Trump has pushed a far more ambitious agenda, and one that is as conservative as Obama’s was progressive. He apparently had every intention of using the pen-and-phone model bequeathed by Obama to do it any way possible.
But more importantly, Trump’s lidless eyes never sleep. He is a 24/7 force of nature. No controversy is too trivial, too silly, too irrelevant to escape his Twitter commentary. Or rather Trump believes he is an existential war with the media, celebrities, elites of all sorts and the general status quo, or what we might call the American progressive project and its elite coastal architects.
Trump senses that the more he offends them, and the more so they pronounce him a dunce, a nut, a boor, a criminal, an ogre, then all the more they reveal what many had suspected about them but had no hard evidence to substantiate those suspicions. Trump believes his checkered social life is now transparent and serves as a sort of armor when he jousts with the sober and judicious whose pretense of civility is ripped away leaving them hypocritical when they foam, swear, and damn the current president.
Media bias? The hatred for Trump manifests itself in 90 percent negative coverage, according to reputable media watchdogs.
Trump’s war with the Colin Kaepernick take-a-knee fad and the NBA-China nexus reminds us that hypocritical multimillionaires who grow rich throwing, catching, and bouncing balls are not by that fact to be looked up to as either moral or wise, but mostly remain clueless and hypocritical.
The bipartisan Washington establishment? If an outsider Manhattan wheeler-dealer without military or political experience can at last call an appeased China to account, can avoid a Libyan fiasco, can acknowledge that America is tired of a 18-year slog in Afghanistan when others would not, or believes ISIS thrived as a result of prior arcane restrictive U.S. rules of engagement—and he is proven largely right—then what does that say about the credentialed experts who dreamed up the bipartisan conventional wisdom that with a few more concessions China would eventually become Palo Alto or that Libya would bloom at the heart of the Arab Spring?
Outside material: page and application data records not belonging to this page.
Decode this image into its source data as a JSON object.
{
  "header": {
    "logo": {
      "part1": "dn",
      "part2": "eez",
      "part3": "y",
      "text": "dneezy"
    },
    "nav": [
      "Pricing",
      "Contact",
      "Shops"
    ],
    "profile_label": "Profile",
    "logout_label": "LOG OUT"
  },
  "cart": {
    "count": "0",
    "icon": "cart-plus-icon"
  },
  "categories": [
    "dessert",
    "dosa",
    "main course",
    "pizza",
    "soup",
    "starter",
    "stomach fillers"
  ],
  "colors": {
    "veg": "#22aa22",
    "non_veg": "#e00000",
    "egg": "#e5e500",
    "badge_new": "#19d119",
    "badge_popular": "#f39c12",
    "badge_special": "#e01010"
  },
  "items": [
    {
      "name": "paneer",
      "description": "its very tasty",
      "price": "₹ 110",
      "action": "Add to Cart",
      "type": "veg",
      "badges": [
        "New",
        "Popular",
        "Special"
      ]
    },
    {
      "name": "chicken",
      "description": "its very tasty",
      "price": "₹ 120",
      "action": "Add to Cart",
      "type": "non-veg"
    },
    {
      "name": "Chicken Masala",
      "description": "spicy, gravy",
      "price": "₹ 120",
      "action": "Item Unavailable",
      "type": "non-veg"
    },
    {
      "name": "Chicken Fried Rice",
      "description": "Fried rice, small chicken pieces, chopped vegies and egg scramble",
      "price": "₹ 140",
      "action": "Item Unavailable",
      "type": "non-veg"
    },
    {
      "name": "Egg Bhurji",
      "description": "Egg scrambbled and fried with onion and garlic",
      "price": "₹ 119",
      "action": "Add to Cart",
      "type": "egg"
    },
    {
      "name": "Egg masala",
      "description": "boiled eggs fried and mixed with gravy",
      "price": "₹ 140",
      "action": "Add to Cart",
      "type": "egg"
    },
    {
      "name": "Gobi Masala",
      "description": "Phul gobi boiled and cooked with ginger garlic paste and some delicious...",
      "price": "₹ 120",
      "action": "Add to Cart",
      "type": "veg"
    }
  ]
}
The Left detests Trump for a lot of reasons besides winning the 2016 election and aborting the progressive project. But mostly they hate his guts because he is trying and often succeeding to restore a conservative America at a time when his opponents thought that the mere idea was not just impossible but unhinged.
And that is absolutely unforgivable.